The Industrial Internet of Things (IIoT) hits center stage again for cybersecurity awareness and protection efforts with many associated legal issues to consider.

Another Notice of the Escalating Risks

Earlier this week, InfraGard[1] distributed a broadcast message titled "Anticipatory Awareness Message: Cyber Security for Smart Manufacturing."[2]

This notification is based on anticipatory analysis of emerging technology vulnerabilities and historical cyber intrusion activities. It is intended for companies and organizations that are using smart manufacturing technologies in their production or research efforts.

The FBI and the National Center for Manufacturing Sciences (NCMS) assess that smart manufacturing technologies and equipment likely are vulnerable to malicious compromise by a variety of cyber intrusion techniques. Such intrusions have the potential to target proprietary design, business, and other manufacturing process information. We have medium confidence in our assessment based on the increasing connectivity of web-based process automation, data analytics, and connected industrial control systems (ICS) involved in modern manufacturing.

Smart manufacturing is often referred to as Industry 4.0 or the Industrial Internet of Things (IIoT) and broadly refers to Web-enabled or networked cyber-physical manufacturing technologies. The integration of network connectivity into manufacturing technologies significantly increases the attack surface for malicious cyber actors, and creates a number of points for penetration or pivoting into other critical network segments.

Production equipment or other advanced technologies associated with smart manufacturing may not necessarily be designed with cyber security in mind.

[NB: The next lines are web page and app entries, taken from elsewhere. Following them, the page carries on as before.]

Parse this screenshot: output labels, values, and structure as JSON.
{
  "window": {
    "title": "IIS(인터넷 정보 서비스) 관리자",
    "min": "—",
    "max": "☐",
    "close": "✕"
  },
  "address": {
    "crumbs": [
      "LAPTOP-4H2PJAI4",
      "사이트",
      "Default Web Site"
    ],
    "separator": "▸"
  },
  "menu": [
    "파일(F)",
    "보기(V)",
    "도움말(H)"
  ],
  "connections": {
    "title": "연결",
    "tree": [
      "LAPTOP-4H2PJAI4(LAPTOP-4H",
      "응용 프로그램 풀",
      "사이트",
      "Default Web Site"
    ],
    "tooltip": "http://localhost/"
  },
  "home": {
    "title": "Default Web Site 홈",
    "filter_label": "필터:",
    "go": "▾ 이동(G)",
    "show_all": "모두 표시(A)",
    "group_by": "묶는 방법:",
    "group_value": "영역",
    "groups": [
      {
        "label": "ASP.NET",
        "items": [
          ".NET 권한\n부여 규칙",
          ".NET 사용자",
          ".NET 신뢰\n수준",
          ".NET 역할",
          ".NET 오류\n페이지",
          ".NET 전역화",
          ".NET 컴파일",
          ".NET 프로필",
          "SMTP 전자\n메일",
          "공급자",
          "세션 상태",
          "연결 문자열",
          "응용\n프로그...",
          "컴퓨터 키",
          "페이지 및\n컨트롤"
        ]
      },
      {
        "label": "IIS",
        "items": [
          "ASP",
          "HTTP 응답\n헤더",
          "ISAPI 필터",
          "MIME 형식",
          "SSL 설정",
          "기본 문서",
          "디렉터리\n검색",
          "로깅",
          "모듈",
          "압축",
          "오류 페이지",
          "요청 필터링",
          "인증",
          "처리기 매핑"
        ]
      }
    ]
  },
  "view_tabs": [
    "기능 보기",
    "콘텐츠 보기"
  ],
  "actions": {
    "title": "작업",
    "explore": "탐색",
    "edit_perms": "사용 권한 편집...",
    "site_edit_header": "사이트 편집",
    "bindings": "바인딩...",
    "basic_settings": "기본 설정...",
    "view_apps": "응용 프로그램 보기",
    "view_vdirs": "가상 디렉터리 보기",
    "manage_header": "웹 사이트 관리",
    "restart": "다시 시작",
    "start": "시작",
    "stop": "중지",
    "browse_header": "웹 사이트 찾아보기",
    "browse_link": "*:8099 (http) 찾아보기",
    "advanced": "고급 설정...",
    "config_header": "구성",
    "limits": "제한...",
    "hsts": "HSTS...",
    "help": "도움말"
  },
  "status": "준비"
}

Further, integration of legacy manufacturing equipment into a networked environment may create additional cyber vulnerabilities. As such, security of information technologies (IT) and operational technologies (OT) should be considered in parallel when integrated in a manufacturing setting.

Given the sensitive, proprietary design and process information contained in design and manufacturing process data files, the FBI and NCMS recommend equipment operators and system administrators apply rigorous cyber security practices when incorporating the technologies into their production facilities or hosting the technologies on their networks. Information that transits a manufacturing network should be considered as sensitive as other business-critical information, and should be protected as such.

This assessment follows a highly publicized report in June regarding similar and specific risks involving the electric grid, related to malicious software called "CRASHOVERRIDE."[3]

What Can In-House Counsel Do?

Companies with strong compliance programs are well-suited for addressing the ever-increasing risks associated with the IIoT. While the IIoT permits industrial, manufacturing and energy companies to realize significant benefits in efficiency and capability, as the two material warnings illustrate, the IIoT also creates new risks that need to be considered. The following assessments may help in defining the risk to your company and identifying appropriate mitigation strategies:

  • In light of the warnings, and a company's current and projected IIoT-related structure, are proper resources in place to ensure regulatory compliance? Where cybersecurity plans are required by regulation (or have been voluntarily adopted), do they adequately encompass the company's IIoT-related structure?
  • Do existing contractual and other relationships between the company and partners, vendors and customers, which may involve the use and operation of shared IIoT elements, adequately allocate ownership, responsibility and risk? In the event of a cybersecurity event such as warned against in the InfraGard report, can the company respond in an efficient manner consistent with existing contractual and business relationships, many of which may have been established and documented long before adoption of IIoT technology?
  • Do existing insurance arrangements adequately reflect the liabilities which could result from the types of events reflected in the InfraGard and CRASHOVERRIDE reports?
  • Do you have a plan in place, with necessary resources identified, to address the risks like those identified by the InfraGuard and CRASHOVERRIDE reports? How is your Board involved and informed? Do you have experienced counsel to assist in that event? Do you or your counsel know, and have a relationship, with federal and state authorities who would be involved should there be a significant IIoT cybersecurity event?